The September terrorist attacks against the United States have intensified national discussion about energy security. The debate is reminiscent of 1970's, when the world petroleum cartel threatened oil supplies.
The Organization of Petroleum Exporting Countries embargoed oil in 1973 and raised prices sharply twice during that decade. Those oil shocks prompted more efficient energy use in the United States, development of alternative energy sources, and creation of a strategic oil petroleum reserve.
The recent terrorist attacks have raised the same issues because the United States imports more than half its oil, with nearly one-fourth from Persian Gulf states.
Senator Susan Collins says unless the United States acts, oil imports could rise to 70 percent in 20 years. "I shudder to think what could happen if we become so dependent, not just on foreign oil, but also on such an unstable part of the world," she said. "Our response to these attacks must therefore include a commitment to decreasing our reliance on foreign oil and diversifying our fuel supplies."
Among the means of doing so, Senator Collins argues that improving energy efficiency is the best.
But the incentive has diminished over the years with oil supplies steady and prices low.
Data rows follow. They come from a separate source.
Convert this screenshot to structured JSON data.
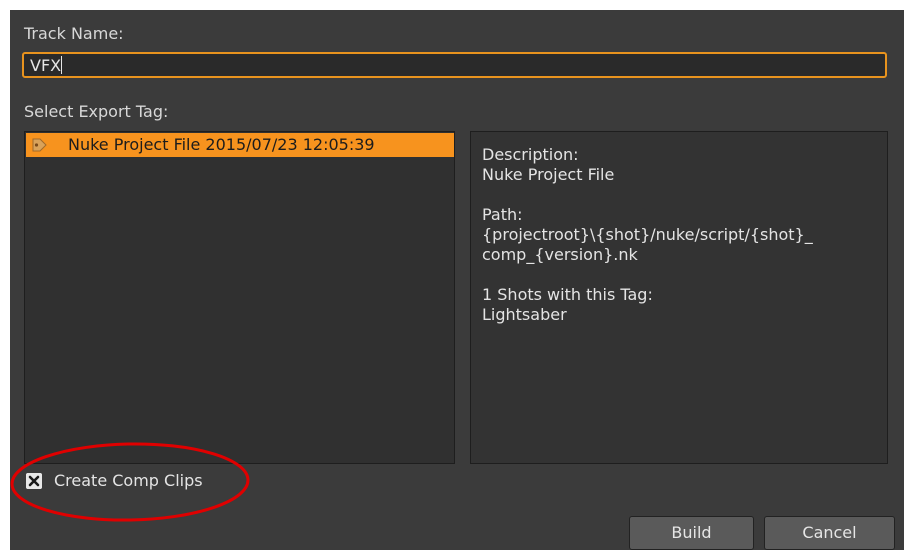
{
  "track_name": {
    "label": "Track Name:",
    "value": "VFX"
  },
  "export_tag": {
    "label": "Select Export Tag:",
    "items": [
      {
        "label": "Nuke Project File 2015/07/23 12:05:39",
        "selected": true,
        "icon": "nuke-tag-icon"
      }
    ]
  },
  "description": {
    "heading": "Description:",
    "text": "Nuke Project File",
    "path_heading": "Path:",
    "path_line1": "{projectroot}\\{shot}/nuke/script/{shot}_",
    "path_line2": "comp_{version}.nk",
    "shots_heading": "1 Shots with this Tag:",
    "shots_value": "Lightsaber"
  },
  "create_comp_clips": {
    "label": "Create Comp Clips",
    "checked": true
  },
  "buttons": {
    "build": "Build",
    "cancel": "Cancel"
  },
  "colors": {
    "dialog_bg": "#3b3b3b",
    "accent": "#f7931e",
    "annotation": "#e00000"
  }
}
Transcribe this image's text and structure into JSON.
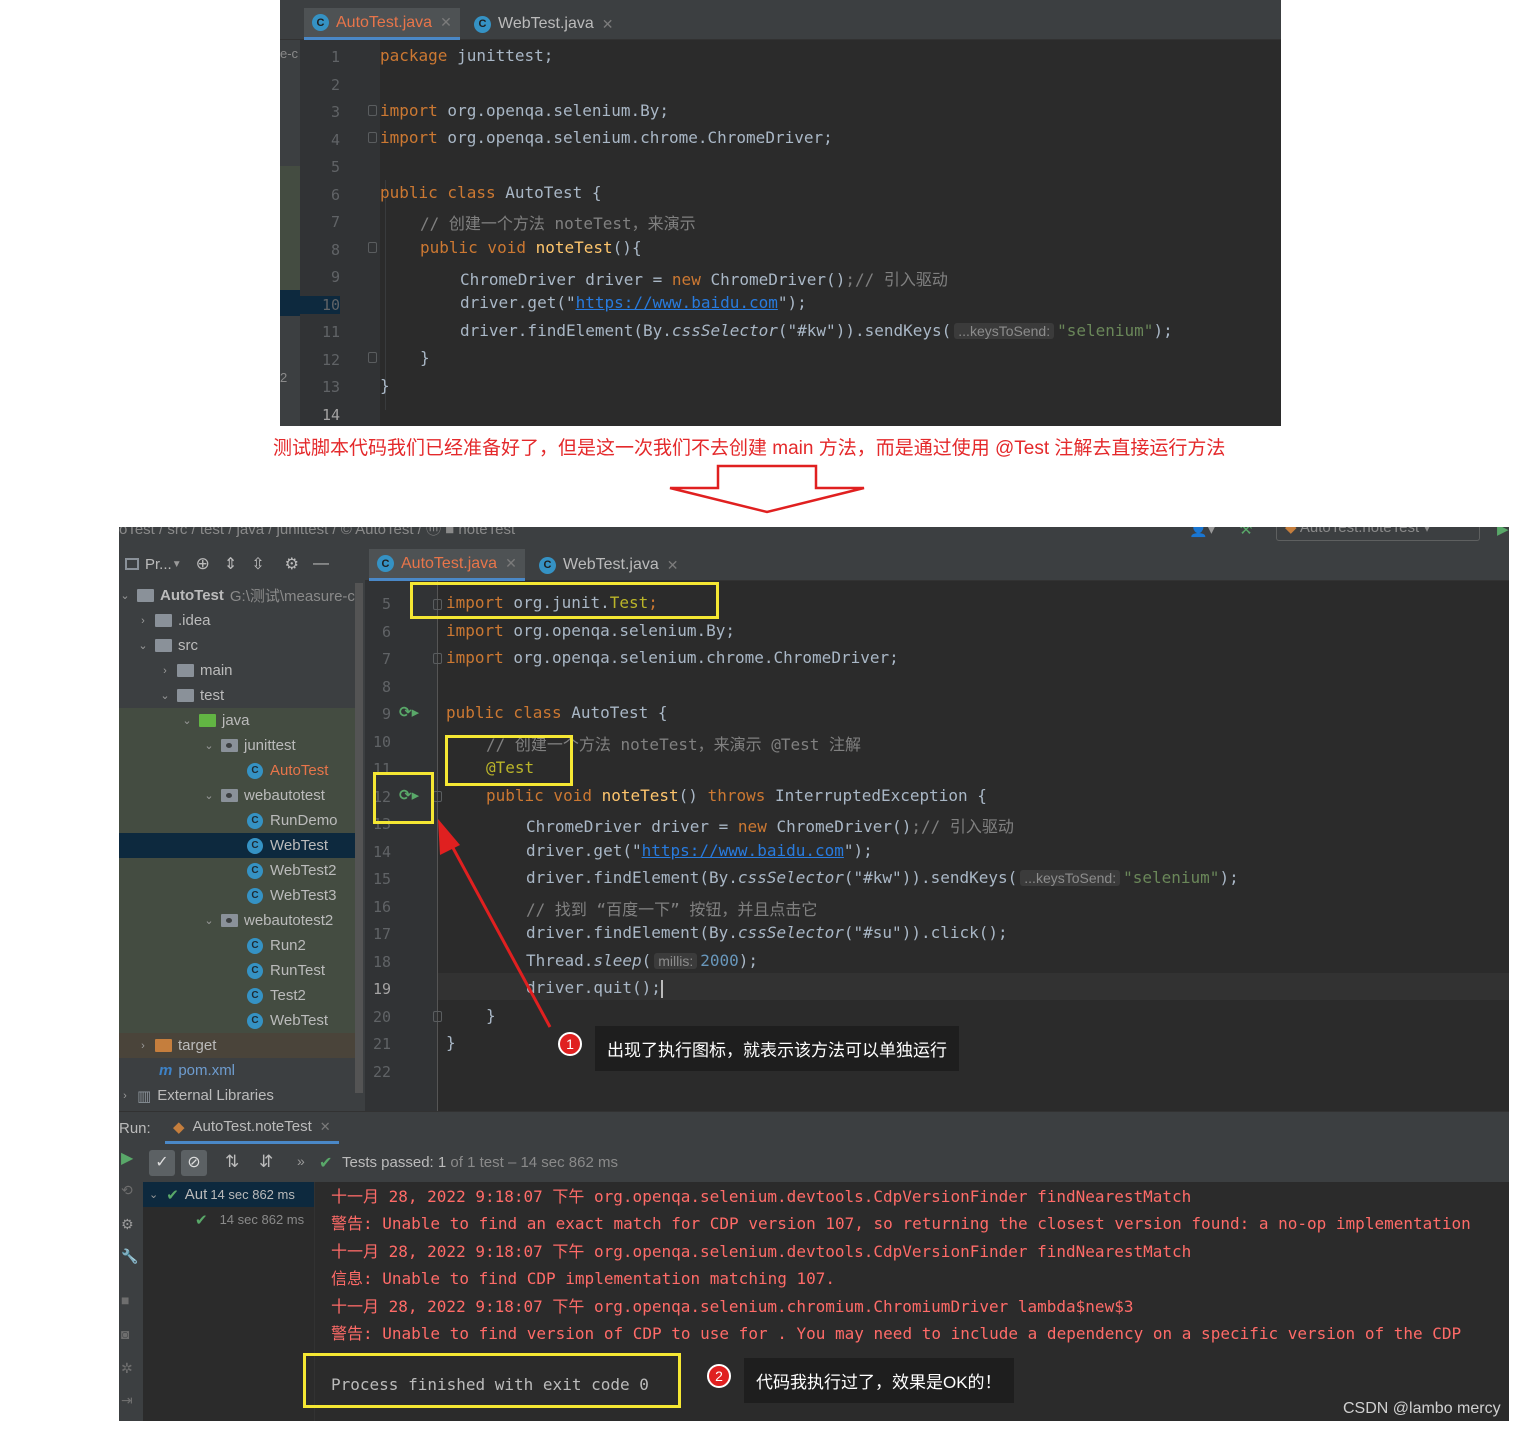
{
  "top_editor": {
    "tabs": [
      {
        "label": "AutoTest.java",
        "active": true
      },
      {
        "label": "WebTest.java",
        "active": false
      }
    ],
    "left_fragment": "e-c",
    "left_fragment2": "2",
    "line_numbers": [
      "1",
      "2",
      "3",
      "4",
      "5",
      "6",
      "7",
      "8",
      "9",
      "10",
      "11",
      "12",
      "13",
      "14"
    ],
    "code": {
      "l1_kw": "package",
      "l1_rest": " junittest;",
      "l3_kw": "import",
      "l3_rest": " org.openqa.selenium.By;",
      "l4_kw": "import",
      "l4_rest": " org.openqa.selenium.chrome.ChromeDriver;",
      "l6_kw": "public class",
      "l6_rest": " AutoTest {",
      "l7_comment": "// 创建一个方法 noteTest，来演示",
      "l8_kw": "public void",
      "l8_fn": " noteTest",
      "l8_rest": "(){",
      "l9_a": "ChromeDriver driver = ",
      "l9_kw": "new",
      "l9_b": " ChromeDriver()",
      "l9_c": ";// 引入驱动",
      "l10_a": "driver.get(\"",
      "l10_url": "https://www.baidu.com",
      "l10_b": "\");",
      "l11_a": "driver.findElement(By.",
      "l11_it": "cssSelector",
      "l11_b": "(\"#kw\")).sendKeys(",
      "l11_hint": "...keysToSend:",
      "l11_str": "\"selenium\"",
      "l11_c": ");",
      "l12": "}",
      "l13": "}"
    }
  },
  "caption": "测试脚本代码我们已经准备好了，但是这一次我们不去创建 main 方法，而是通过使用 @Test 注解去直接运行方法",
  "ide": {
    "breadcrumb": "oTest / src / test / java / junittest / © AutoTest / ⓜ ■ noteTest",
    "run_config": "AutoTest.noteTest",
    "project_panel": {
      "title": "Pr...",
      "tree": [
        {
          "label": "AutoTest",
          "extra": "G:\\测试\\measure-c"
        },
        {
          "label": ".idea"
        },
        {
          "label": "src"
        },
        {
          "label": "main"
        },
        {
          "label": "test"
        },
        {
          "label": "java"
        },
        {
          "label": "junittest"
        },
        {
          "label": "AutoTest"
        },
        {
          "label": "webautotest"
        },
        {
          "label": "RunDemo"
        },
        {
          "label": "WebTest"
        },
        {
          "label": "WebTest2"
        },
        {
          "label": "WebTest3"
        },
        {
          "label": "webautotest2"
        },
        {
          "label": "Run2"
        },
        {
          "label": "RunTest"
        },
        {
          "label": "Test2"
        },
        {
          "label": "WebTest"
        },
        {
          "label": "target"
        },
        {
          "label": "pom.xml"
        },
        {
          "label": "External Libraries"
        }
      ]
    },
    "editor": {
      "tabs": [
        {
          "label": "AutoTest.java",
          "active": true
        },
        {
          "label": "WebTest.java",
          "active": false
        }
      ],
      "line_numbers": [
        "5",
        "6",
        "7",
        "8",
        "9",
        "10",
        "11",
        "12",
        "13",
        "14",
        "15",
        "16",
        "17",
        "18",
        "19",
        "20",
        "21",
        "22"
      ],
      "code": {
        "l5_kw": "import",
        "l5_a": " org.junit.",
        "l5_cls": "Test",
        "l5_b": ";",
        "l6_kw": "import",
        "l6_a": " org.openqa.selenium.By;",
        "l7_kw": "import",
        "l7_a": " org.openqa.selenium.chrome.ChromeDriver;",
        "l9_kw": "public class",
        "l9_a": " AutoTest {",
        "l10_comment": "// 创建一个方法 noteTest，来演示 @Test 注解",
        "l11_ann": "@Test",
        "l12_kw": "public void",
        "l12_fn": " noteTest",
        "l12_a": "() ",
        "l12_kw2": "throws",
        "l12_b": " InterruptedException {",
        "l13_a": "ChromeDriver driver = ",
        "l13_kw": "new",
        "l13_b": " ChromeDriver()",
        "l13_c": ";// 引入驱动",
        "l14_a": "driver.get(\"",
        "l14_url": "https://www.baidu.com",
        "l14_b": "\");",
        "l15_a": "driver.findElement(By.",
        "l15_it": "cssSelector",
        "l15_b": "(\"#kw\")).sendKeys(",
        "l15_hint": "...keysToSend:",
        "l15_str": "\"selenium\"",
        "l15_c": ");",
        "l16_comment": "// 找到 “百度一下” 按钮，并且点击它",
        "l17_a": "driver.findElement(By.",
        "l17_it": "cssSelector",
        "l17_b": "(\"#su\")).click();",
        "l18_a": "Thread.",
        "l18_it": "sleep",
        "l18_b": "(",
        "l18_hint": "millis:",
        "l18_num": "2000",
        "l18_c": ");",
        "l19": "driver.quit();",
        "l20": "}",
        "l21": "}"
      }
    },
    "run_panel": {
      "label": "Run:",
      "tab": "AutoTest.noteTest",
      "status_prefix": "Tests passed:",
      "status_count": "1",
      "status_rest": "of 1 test – 14 sec 862 ms",
      "tree_root": "Aut",
      "tree_root_time": "14 sec 862 ms",
      "tree_child_time": "14 sec 862 ms",
      "console": [
        "十一月 28, 2022 9:18:07 下午 org.openqa.selenium.devtools.CdpVersionFinder findNearestMatch",
        "警告: Unable to find an exact match for CDP version 107, so returning the closest version found: a no-op implementation",
        "十一月 28, 2022 9:18:07 下午 org.openqa.selenium.devtools.CdpVersionFinder findNearestMatch",
        "信息: Unable to find CDP implementation matching 107.",
        "十一月 28, 2022 9:18:07 下午 org.openqa.selenium.chromium.ChromiumDriver lambda$new$3",
        "警告: Unable to find version of CDP to use for . You may need to include a dependency on a specific version of the CDP"
      ],
      "exit_line": "Process finished with exit code 0"
    }
  },
  "annotations": {
    "callout1_num": "1",
    "callout1_text": "出现了执行图标，就表示该方法可以单独运行",
    "callout2_num": "2",
    "callout2_text": "代码我执行过了，效果是OK的！"
  },
  "watermark": "CSDN @lambo mercy",
  "colors": {
    "caption": "#e4292b",
    "highlight_box": "#f5e733",
    "arrow_red": "#e02020",
    "keyword": "#cc7832",
    "string": "#6a8759",
    "console_error": "#ff6b68"
  }
}
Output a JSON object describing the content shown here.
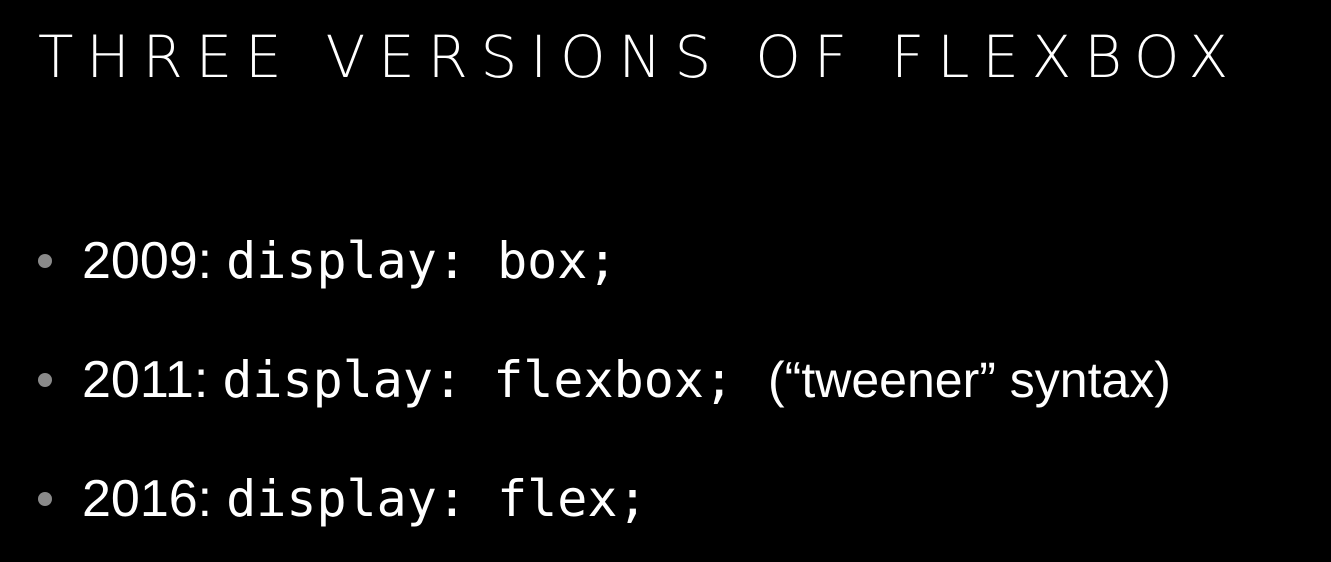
{
  "slide": {
    "title": "THREE VERSIONS OF FLEXBOX",
    "bullets": [
      {
        "year": "2009:",
        "code": "display: box;",
        "note": ""
      },
      {
        "year": "2011:",
        "code": "display: flexbox;",
        "note": "(“tweener” syntax)"
      },
      {
        "year": "2016:",
        "code": "display: flex;",
        "note": ""
      }
    ]
  },
  "colors": {
    "background": "#000000",
    "text": "#ffffff",
    "bullet_dot": "#8a8a8a"
  }
}
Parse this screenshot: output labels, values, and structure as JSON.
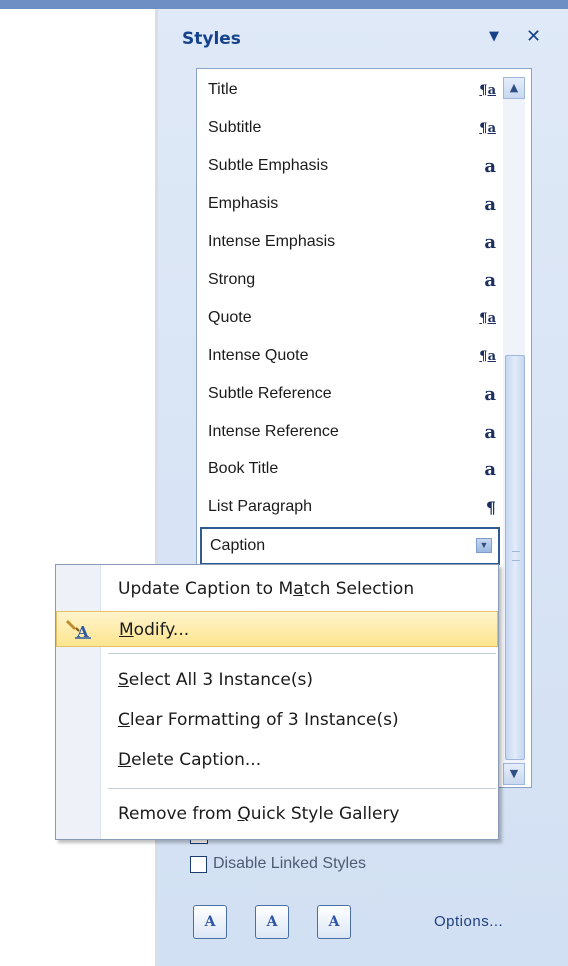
{
  "panel": {
    "title": "Styles",
    "dropdown_glyph": "▼",
    "close_glyph": "✕"
  },
  "styles": [
    {
      "name": "Title",
      "type": "linked",
      "glyph": "¶a"
    },
    {
      "name": "Subtitle",
      "type": "linked",
      "glyph": "¶a"
    },
    {
      "name": "Subtle Emphasis",
      "type": "character",
      "glyph": "a"
    },
    {
      "name": "Emphasis",
      "type": "character",
      "glyph": "a"
    },
    {
      "name": "Intense Emphasis",
      "type": "character",
      "glyph": "a"
    },
    {
      "name": "Strong",
      "type": "character",
      "glyph": "a"
    },
    {
      "name": "Quote",
      "type": "linked",
      "glyph": "¶a"
    },
    {
      "name": "Intense Quote",
      "type": "linked",
      "glyph": "¶a"
    },
    {
      "name": "Subtle Reference",
      "type": "character",
      "glyph": "a"
    },
    {
      "name": "Intense Reference",
      "type": "character",
      "glyph": "a"
    },
    {
      "name": "Book Title",
      "type": "character",
      "glyph": "a"
    },
    {
      "name": "List Paragraph",
      "type": "paragraph",
      "glyph": "¶"
    }
  ],
  "selected_style": {
    "name": "Caption",
    "dropdown_glyph": "▼"
  },
  "scroll": {
    "up_glyph": "▲",
    "down_glyph": "▼"
  },
  "context_menu": {
    "items": [
      {
        "pre": "Update Caption to M",
        "accel": "a",
        "post": "tch Selection"
      },
      {
        "pre": "",
        "accel": "M",
        "post": "odify...",
        "highlighted": true
      },
      {
        "pre": "",
        "accel": "S",
        "post": "elect All 3 Instance(s)"
      },
      {
        "pre": "",
        "accel": "C",
        "post": "lear Formatting of 3 Instance(s)"
      },
      {
        "pre": "",
        "accel": "D",
        "post": "elete Caption..."
      },
      {
        "pre": "Remove from ",
        "accel": "Q",
        "post": "uick Style Gallery"
      }
    ]
  },
  "checkbox": {
    "label": "Disable Linked Styles",
    "checked": false
  },
  "buttons": {
    "new_style_glyph": "A",
    "inspector_glyph": "A",
    "manage_styles_glyph": "A",
    "options_label": "Options..."
  },
  "colors": {
    "title": "#15428b",
    "highlight": "#fde58e",
    "panel_bg": "#dfe9f7"
  }
}
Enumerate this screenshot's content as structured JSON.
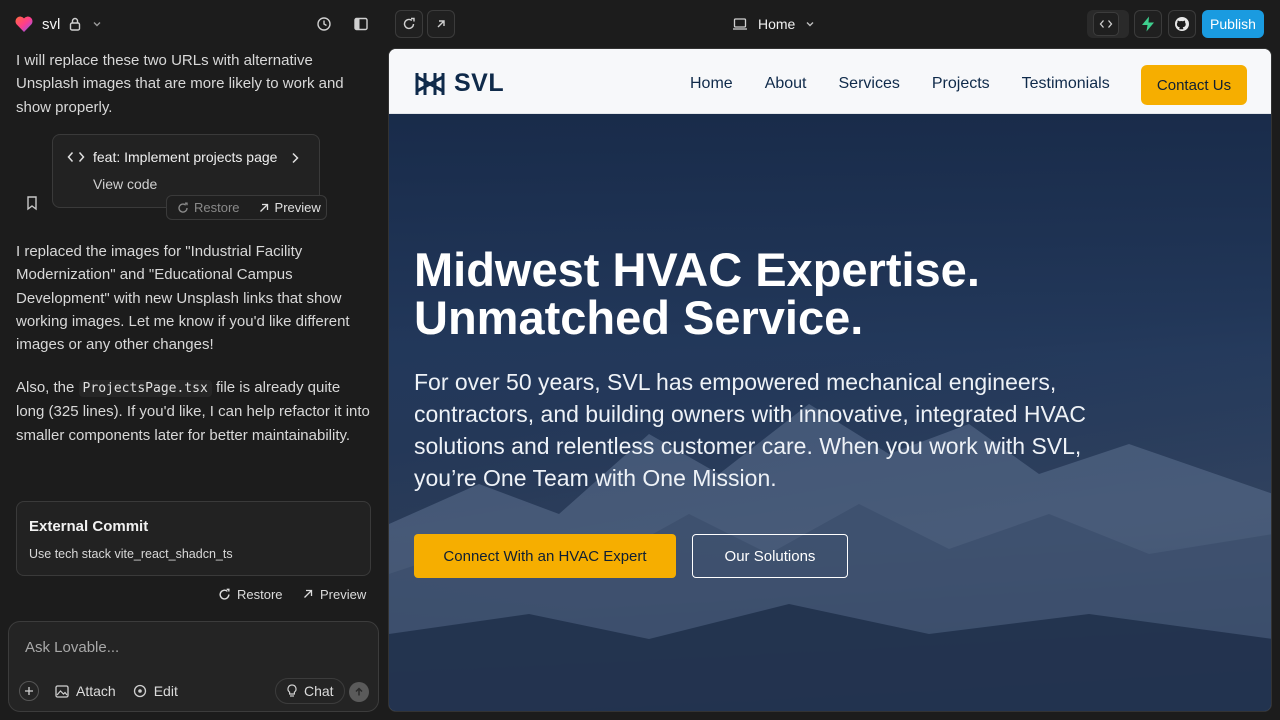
{
  "topbar": {
    "project_name": "svl",
    "page_selector": "Home",
    "publish_label": "Publish"
  },
  "chat": {
    "intro_text": "I will replace these two URLs with alternative Unsplash images that are more likely to work and show properly.",
    "commit_card": {
      "title": "feat: Implement projects page",
      "view_code": "View code",
      "restore": "Restore",
      "preview": "Preview"
    },
    "reply_text": "I replaced the images for \"Industrial Facility Modernization\" and \"Educational Campus Development\" with new Unsplash links that show working images. Let me know if you'd like different images or any other changes!",
    "also_prefix": "Also, the",
    "also_code": "ProjectsPage.tsx",
    "also_suffix": "file is already quite long (325 lines). If you'd like, I can help refactor it into smaller components later for better maintainability.",
    "external_commit": {
      "title": "External Commit",
      "subtitle": "Use tech stack vite_react_shadcn_ts",
      "restore": "Restore",
      "preview": "Preview"
    },
    "composer": {
      "placeholder": "Ask Lovable...",
      "attach": "Attach",
      "edit": "Edit",
      "chat": "Chat"
    }
  },
  "site": {
    "logo_text": "SVL",
    "nav": [
      "Home",
      "About",
      "Services",
      "Projects",
      "Testimonials"
    ],
    "contact_label": "Contact Us",
    "hero_title_1": "Midwest HVAC Expertise.",
    "hero_title_2": "Unmatched Service.",
    "hero_text": "For over 50 years, SVL has empowered mechanical engineers, contractors, and building owners with innovative, integrated HVAC solutions and relentless customer care. When you work with SVL, you’re One Team with One Mission.",
    "cta_primary": "Connect With an HVAC Expert",
    "cta_secondary": "Our Solutions"
  },
  "colors": {
    "accent_yellow": "#f6ae00",
    "publish_blue": "#1a9be0",
    "navy": "#0f2a4a"
  }
}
Because of this, and years of strong economic growth, U.S. energy use has soared.
For example, Richard Cowart, an energy consultant, points to the Bush administration projection that the United States will need 45 percent more electricity generation in two decades. "Rapid load growth is placing great strains on electric grids in many locations," he said. "At recent rates of growth, we are going to have to build enough infrastructure to supply the equivalent of nine new Californias by the year 2020." Mr. Cowart says much of this growth would be unnecessary if energy efficiency were improved.
He considers such efficiency an untapped reservoir of energy savings, one that should be pursued instead of a Bush administration plan to drill into a reservoir of oil in an Alaskan wildlife refuge.
Environmentalists say that drilling would threaten the wilderness and supply only a few months worth of oil. But the controversial plan has gained favor among U.S. lawmakers since September 11.
Yale University Law School energy policy expert Peter Bradford says more domestic drilling is necessary. As an incentive, he advocates surcharges on foreign oil to cut competing imports.
"That would make possible some increase in domestic production," he said. "We would still have to make difficult environmental choices about where. The other thing it would facilitate is much more efficient extraction of oil and gas from fields that were already known, a relatively environmentally benign way of getting an increase in domestic production."
Surely more acceptable to environmentalists is development of alternative fuel technologies, such as those that use the sun, wind, vegetation, and heat from the earth. The director of the U.S. government's National Renewable Energy Laboratory, Richard Truly, says the transition to alternative fuel use had already begun when the terrorist attacks occurred.
"I see the signs of this in many different areas, both in public policy and also in technology," he said. "I believe that renewable energy and energy efficiency are going to play a huge role. But we have a long way to go."
These are familiar issues. But Senator Collins says the terrorist attacks have added a new concern, the need to protect U.S. pipelines, generating stations, transmission lines, and other energy facilities from attack.
"We must build into our energy system an increased ability to withstand disruptions," she said. "Parts of our energy infrastructure are already strained to capacity. What would happen if terrorists were to strike transmission lines that barely suffice to get the job done now?"
The prospect of an assault on nuclear power plants is part of this specter. Peter Bradford of Yale, a nuclear-energy advocate, says he fears this will work against an expanded role for nuclear energy as one way to cut oil imports.
The energy debate reveals that, like the U.S. campaign to neutralize terrorism, achieving energy security is a complex challenge. But Richard Truly says it is essential to U.S. well being. "I believe that our energy security is national security," he said.